◆ **TASK GOAL**:
Copy each line of the entries that contains the word "label".

Data records:
◆ ◆ ◆ ◆ ◆
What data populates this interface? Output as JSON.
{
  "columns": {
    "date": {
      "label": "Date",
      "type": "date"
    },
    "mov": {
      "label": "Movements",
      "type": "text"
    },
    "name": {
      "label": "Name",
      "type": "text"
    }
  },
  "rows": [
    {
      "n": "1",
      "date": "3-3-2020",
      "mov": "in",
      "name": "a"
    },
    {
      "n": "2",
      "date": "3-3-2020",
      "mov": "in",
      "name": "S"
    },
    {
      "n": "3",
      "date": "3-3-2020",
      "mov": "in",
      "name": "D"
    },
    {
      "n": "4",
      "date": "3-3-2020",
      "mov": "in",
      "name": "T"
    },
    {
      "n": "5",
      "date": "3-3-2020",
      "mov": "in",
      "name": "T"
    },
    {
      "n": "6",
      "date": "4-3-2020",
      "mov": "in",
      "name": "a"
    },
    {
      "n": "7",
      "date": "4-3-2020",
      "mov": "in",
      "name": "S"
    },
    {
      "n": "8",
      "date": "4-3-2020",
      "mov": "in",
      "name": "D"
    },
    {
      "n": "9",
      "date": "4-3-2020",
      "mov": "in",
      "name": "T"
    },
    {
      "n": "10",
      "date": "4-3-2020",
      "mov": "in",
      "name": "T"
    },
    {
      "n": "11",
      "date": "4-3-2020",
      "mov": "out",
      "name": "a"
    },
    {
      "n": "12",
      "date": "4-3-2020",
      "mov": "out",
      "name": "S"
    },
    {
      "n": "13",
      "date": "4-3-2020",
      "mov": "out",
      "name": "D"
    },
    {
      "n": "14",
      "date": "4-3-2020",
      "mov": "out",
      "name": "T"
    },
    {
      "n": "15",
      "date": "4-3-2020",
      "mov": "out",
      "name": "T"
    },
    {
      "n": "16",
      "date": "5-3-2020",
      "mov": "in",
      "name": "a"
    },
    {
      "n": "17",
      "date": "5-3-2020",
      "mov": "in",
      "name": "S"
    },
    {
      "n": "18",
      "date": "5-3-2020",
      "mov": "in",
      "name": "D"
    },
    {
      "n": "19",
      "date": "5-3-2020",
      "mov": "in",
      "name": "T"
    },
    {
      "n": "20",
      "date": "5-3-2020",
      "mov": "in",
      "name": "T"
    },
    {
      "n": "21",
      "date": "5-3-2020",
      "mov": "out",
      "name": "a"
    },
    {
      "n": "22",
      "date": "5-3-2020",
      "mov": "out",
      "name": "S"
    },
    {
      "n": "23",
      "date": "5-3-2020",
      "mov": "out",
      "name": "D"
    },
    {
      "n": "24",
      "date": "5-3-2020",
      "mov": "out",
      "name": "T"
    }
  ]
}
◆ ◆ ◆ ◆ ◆
◆ **THE ANSWER**:
      "label": "Date",
      "label": "Movements",
      "label": "Name",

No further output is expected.